### To do
Copy out the data below. Keep every word as it is.

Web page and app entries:
=== Begin Enclosure ===

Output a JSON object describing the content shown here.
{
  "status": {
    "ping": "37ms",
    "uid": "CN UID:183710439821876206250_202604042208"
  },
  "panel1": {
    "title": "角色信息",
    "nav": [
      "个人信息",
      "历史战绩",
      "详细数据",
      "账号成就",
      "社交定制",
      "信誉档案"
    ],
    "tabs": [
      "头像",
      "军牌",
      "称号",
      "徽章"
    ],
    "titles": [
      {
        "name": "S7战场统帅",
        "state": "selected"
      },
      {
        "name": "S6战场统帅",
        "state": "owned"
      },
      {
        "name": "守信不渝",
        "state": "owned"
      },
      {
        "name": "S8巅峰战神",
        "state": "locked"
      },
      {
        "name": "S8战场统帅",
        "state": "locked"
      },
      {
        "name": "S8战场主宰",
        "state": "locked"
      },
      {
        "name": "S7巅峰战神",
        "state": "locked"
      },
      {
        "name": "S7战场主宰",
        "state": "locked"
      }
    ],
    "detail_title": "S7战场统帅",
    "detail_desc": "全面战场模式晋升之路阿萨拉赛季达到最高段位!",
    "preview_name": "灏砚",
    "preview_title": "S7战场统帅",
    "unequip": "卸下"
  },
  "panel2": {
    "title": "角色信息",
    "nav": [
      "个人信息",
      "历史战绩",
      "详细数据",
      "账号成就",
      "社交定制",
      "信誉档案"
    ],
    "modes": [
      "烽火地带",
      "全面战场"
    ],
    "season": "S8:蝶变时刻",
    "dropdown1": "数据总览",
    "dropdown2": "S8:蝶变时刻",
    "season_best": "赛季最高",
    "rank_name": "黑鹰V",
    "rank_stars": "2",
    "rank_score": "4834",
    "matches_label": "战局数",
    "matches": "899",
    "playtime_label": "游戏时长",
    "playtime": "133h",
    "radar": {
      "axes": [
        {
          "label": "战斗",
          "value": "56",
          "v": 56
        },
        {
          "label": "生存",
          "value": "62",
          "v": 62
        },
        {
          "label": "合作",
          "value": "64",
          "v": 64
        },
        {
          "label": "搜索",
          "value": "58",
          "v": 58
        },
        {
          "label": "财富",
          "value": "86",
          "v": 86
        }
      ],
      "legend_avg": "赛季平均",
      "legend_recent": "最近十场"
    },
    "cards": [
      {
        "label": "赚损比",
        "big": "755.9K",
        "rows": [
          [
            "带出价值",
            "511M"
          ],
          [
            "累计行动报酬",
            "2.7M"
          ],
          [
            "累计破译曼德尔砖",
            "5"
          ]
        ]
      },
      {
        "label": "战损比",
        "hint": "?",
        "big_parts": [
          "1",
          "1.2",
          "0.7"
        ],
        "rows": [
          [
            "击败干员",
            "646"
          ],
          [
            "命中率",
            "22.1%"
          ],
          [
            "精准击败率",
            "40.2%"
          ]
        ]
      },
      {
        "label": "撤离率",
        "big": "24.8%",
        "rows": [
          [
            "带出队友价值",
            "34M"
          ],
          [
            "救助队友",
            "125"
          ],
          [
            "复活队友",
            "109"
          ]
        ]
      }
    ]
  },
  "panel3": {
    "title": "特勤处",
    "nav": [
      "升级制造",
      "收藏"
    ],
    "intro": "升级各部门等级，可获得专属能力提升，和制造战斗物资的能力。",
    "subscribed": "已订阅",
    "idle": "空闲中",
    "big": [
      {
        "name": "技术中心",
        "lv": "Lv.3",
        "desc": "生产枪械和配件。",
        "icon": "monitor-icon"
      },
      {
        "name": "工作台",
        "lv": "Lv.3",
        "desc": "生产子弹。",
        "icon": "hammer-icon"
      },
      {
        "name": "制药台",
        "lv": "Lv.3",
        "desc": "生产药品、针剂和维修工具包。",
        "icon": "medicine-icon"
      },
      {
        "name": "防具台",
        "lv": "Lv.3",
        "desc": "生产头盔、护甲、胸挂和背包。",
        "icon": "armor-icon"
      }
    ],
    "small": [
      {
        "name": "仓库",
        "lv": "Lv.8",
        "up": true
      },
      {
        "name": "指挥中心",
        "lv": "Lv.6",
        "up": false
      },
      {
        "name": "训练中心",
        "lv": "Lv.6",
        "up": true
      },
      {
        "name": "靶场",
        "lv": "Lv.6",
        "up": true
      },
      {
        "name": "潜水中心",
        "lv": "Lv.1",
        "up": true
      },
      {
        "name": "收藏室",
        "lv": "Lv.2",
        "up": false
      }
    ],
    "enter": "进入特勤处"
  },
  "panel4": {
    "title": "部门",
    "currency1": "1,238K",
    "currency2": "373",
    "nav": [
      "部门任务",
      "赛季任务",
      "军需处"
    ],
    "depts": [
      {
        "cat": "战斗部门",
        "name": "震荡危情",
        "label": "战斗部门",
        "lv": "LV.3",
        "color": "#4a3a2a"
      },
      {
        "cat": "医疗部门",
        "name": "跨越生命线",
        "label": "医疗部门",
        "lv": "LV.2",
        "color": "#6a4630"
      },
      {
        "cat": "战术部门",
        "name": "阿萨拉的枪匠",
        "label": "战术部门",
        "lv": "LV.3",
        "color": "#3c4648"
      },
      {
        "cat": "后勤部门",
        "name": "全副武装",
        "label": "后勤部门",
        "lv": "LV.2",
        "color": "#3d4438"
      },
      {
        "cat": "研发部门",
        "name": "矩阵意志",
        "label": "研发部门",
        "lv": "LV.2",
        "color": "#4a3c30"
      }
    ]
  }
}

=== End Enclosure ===

### Solution
Output a JSON object describing the content shown here.
{
  "status": {
    "ping": "37ms",
    "uid": "CN UID:183710439821876206250_202604042208"
  },
  "panel1": {
    "title": "角色信息",
    "nav": [
      "个人信息",
      "历史战绩",
      "详细数据",
      "账号成就",
      "社交定制",
      "信誉档案"
    ],
    "tabs": [
      "头像",
      "军牌",
      "称号",
      "徽章"
    ],
    "titles": [
      {
        "name": "S7战场统帅",
        "state": "selected"
      },
      {
        "name": "S6战场统帅",
        "state": "owned"
      },
      {
        "name": "守信不渝",
        "state": "owned"
      },
      {
        "name": "S8巅峰战神",
        "state": "locked"
      },
      {
        "name": "S8战场统帅",
        "state": "locked"
      },
      {
        "name": "S8战场主宰",
        "state": "locked"
      },
      {
        "name": "S7巅峰战神",
        "state": "locked"
      },
      {
        "name": "S7战场主宰",
        "state": "locked"
      }
    ],
    "detail_title": "S7战场统帅",
    "detail_desc": "全面战场模式晋升之路阿萨拉赛季达到最高段位!",
    "preview_name": "灏砚",
    "preview_title": "S7战场统帅",
    "unequip": "卸下"
  },
  "panel2": {
    "title": "角色信息",
    "nav": [
      "个人信息",
      "历史战绩",
      "详细数据",
      "账号成就",
      "社交定制",
      "信誉档案"
    ],
    "modes": [
      "烽火地带",
      "全面战场"
    ],
    "season": "S8:蝶变时刻",
    "dropdown1": "数据总览",
    "dropdown2": "S8:蝶变时刻",
    "season_best": "赛季最高",
    "rank_name": "黑鹰V",
    "rank_stars": "2",
    "rank_score": "4834",
    "matches_label": "战局数",
    "matches": "899",
    "playtime_label": "游戏时长",
    "playtime": "133h",
    "radar": {
      "axes": [
        {
          "label": "战斗",
          "value": "56",
          "v": 56
        },
        {
          "label": "生存",
          "value": "62",
          "v": 62
        },
        {
          "label": "合作",
          "value": "64",
          "v": 64
        },
        {
          "label": "搜索",
          "value": "58",
          "v": 58
        },
        {
          "label": "财富",
          "value": "86",
          "v": 86
        }
      ],
      "legend_avg": "赛季平均",
      "legend_recent": "最近十场"
    },
    "cards": [
      {
        "label": "赚损比",
        "big": "755.9K",
        "rows": [
          [
            "带出价值",
            "511M"
          ],
          [
            "累计行动报酬",
            "2.7M"
          ],
          [
            "累计破译曼德尔砖",
            "5"
          ]
        ]
      },
      {
        "label": "战损比",
        "hint": "?",
        "big_parts": [
          "1",
          "1.2",
          "0.7"
        ],
        "rows": [
          [
            "击败干员",
            "646"
          ],
          [
            "命中率",
            "22.1%"
          ],
          [
            "精准击败率",
            "40.2%"
          ]
        ]
      },
      {
        "label": "撤离率",
        "big": "24.8%",
        "rows": [
          [
            "带出队友价值",
            "34M"
          ],
          [
            "救助队友",
            "125"
          ],
          [
            "复活队友",
            "109"
          ]
        ]
      }
    ]
  },
  "panel3": {
    "title": "特勤处",
    "nav": [
      "升级制造",
      "收藏"
    ],
    "intro": "升级各部门等级，可获得专属能力提升，和制造战斗物资的能力。",
    "subscribed": "已订阅",
    "idle": "空闲中",
    "big": [
      {
        "name": "技术中心",
        "lv": "Lv.3",
        "desc": "生产枪械和配件。",
        "icon": "monitor-icon"
      },
      {
        "name": "工作台",
        "lv": "Lv.3",
        "desc": "生产子弹。",
        "icon": "hammer-icon"
      },
      {
        "name": "制药台",
        "lv": "Lv.3",
        "desc": "生产药品、针剂和维修工具包。",
        "icon": "medicine-icon"
      },
      {
        "name": "防具台",
        "lv": "Lv.3",
        "desc": "生产头盔、护甲、胸挂和背包。",
        "icon": "armor-icon"
      }
    ],
    "small": [
      {
        "name": "仓库",
        "lv": "Lv.8",
        "up": true
      },
      {
        "name": "指挥中心",
        "lv": "Lv.6",
        "up": false
      },
      {
        "name": "训练中心",
        "lv": "Lv.6",
        "up": true
      },
      {
        "name": "靶场",
        "lv": "Lv.6",
        "up": true
      },
      {
        "name": "潜水中心",
        "lv": "Lv.1",
        "up": true
      },
      {
        "name": "收藏室",
        "lv": "Lv.2",
        "up": false
      }
    ],
    "enter": "进入特勤处"
  },
  "panel4": {
    "title": "部门",
    "currency1": "1,238K",
    "currency2": "373",
    "nav": [
      "部门任务",
      "赛季任务",
      "军需处"
    ],
    "depts": [
      {
        "cat": "战斗部门",
        "name": "震荡危情",
        "label": "战斗部门",
        "lv": "LV.3",
        "color": "#4a3a2a"
      },
      {
        "cat": "医疗部门",
        "name": "跨越生命线",
        "label": "医疗部门",
        "lv": "LV.2",
        "color": "#6a4630"
      },
      {
        "cat": "战术部门",
        "name": "阿萨拉的枪匠",
        "label": "战术部门",
        "lv": "LV.3",
        "color": "#3c4648"
      },
      {
        "cat": "后勤部门",
        "name": "全副武装",
        "label": "后勤部门",
        "lv": "LV.2",
        "color": "#3d4438"
      },
      {
        "cat": "研发部门",
        "name": "矩阵意志",
        "label": "研发部门",
        "lv": "LV.2",
        "color": "#4a3c30"
      }
    ]
  }
}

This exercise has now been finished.